> _Entries from a dataset of interfaces_

************

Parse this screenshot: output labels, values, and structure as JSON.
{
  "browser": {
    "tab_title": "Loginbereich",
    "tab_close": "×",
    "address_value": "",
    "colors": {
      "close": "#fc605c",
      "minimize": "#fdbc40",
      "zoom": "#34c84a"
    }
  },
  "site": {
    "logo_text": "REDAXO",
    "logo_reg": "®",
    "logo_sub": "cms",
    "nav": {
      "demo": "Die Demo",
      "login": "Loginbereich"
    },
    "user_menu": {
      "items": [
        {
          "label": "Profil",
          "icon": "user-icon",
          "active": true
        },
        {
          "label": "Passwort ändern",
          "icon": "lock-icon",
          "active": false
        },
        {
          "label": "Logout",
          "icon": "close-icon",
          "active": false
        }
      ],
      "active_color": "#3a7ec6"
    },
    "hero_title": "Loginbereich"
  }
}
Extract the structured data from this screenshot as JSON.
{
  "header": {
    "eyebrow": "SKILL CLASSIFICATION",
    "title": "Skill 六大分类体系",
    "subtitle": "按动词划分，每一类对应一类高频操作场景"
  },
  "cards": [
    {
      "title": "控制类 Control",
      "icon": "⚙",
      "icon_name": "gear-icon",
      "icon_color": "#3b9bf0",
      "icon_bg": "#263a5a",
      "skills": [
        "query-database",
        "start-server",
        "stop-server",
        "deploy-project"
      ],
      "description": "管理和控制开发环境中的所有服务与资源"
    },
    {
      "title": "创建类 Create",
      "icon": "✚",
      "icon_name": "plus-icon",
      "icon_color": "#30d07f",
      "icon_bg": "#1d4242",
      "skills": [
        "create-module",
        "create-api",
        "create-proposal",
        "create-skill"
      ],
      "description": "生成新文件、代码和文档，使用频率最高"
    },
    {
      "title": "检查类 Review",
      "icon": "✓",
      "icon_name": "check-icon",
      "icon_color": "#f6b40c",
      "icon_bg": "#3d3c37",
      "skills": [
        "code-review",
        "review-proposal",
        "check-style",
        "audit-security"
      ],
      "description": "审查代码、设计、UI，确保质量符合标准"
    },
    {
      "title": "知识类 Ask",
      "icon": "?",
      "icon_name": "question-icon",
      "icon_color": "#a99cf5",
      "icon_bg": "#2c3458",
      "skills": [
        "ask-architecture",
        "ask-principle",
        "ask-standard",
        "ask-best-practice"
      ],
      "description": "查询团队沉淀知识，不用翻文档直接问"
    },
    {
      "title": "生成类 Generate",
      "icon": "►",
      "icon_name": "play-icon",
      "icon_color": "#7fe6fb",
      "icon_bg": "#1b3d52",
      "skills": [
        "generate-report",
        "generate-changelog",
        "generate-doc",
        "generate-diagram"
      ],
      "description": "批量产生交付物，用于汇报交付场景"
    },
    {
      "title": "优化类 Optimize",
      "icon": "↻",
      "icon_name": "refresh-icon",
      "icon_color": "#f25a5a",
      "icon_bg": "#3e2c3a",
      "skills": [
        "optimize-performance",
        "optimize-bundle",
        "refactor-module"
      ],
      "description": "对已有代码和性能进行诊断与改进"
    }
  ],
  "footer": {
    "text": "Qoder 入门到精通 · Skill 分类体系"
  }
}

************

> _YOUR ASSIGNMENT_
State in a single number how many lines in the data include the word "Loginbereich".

> _RESULT OF THIS TASK_
3